PROBLEM STATEMENT: Show all lines below holding the string "ended".

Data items
---*---
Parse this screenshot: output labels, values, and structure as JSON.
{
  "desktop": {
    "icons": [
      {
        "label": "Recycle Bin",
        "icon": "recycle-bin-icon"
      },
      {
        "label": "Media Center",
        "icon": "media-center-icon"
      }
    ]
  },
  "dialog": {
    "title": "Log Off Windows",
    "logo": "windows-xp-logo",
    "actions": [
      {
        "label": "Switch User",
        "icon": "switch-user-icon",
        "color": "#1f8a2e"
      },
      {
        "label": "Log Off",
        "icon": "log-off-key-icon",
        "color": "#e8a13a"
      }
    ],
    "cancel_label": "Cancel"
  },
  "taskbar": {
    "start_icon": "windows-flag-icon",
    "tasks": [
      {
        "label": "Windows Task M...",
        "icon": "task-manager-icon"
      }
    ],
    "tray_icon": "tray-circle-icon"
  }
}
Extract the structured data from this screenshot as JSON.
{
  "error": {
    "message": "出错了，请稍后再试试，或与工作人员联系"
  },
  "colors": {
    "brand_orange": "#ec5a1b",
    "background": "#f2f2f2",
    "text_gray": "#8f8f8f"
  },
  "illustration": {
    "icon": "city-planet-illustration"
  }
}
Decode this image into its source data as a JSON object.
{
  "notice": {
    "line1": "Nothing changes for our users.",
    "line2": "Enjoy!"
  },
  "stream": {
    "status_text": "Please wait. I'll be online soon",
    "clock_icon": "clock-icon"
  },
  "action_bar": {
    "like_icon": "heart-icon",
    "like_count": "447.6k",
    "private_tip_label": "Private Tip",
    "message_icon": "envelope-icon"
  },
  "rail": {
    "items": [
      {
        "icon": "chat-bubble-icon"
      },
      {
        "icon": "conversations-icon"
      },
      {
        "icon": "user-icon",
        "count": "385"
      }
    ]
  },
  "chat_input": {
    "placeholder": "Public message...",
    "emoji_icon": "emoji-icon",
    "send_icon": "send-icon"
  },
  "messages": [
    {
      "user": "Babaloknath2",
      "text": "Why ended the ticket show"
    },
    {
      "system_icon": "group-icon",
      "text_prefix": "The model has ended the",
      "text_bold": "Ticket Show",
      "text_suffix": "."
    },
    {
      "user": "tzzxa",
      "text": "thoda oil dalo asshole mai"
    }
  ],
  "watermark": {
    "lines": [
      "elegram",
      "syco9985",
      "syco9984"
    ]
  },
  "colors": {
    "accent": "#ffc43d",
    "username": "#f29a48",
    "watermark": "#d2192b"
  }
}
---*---
RESULT OF THE EXERCISE:
      "text": "Why ended the ticket show"
      "text_prefix": "The model has ended the",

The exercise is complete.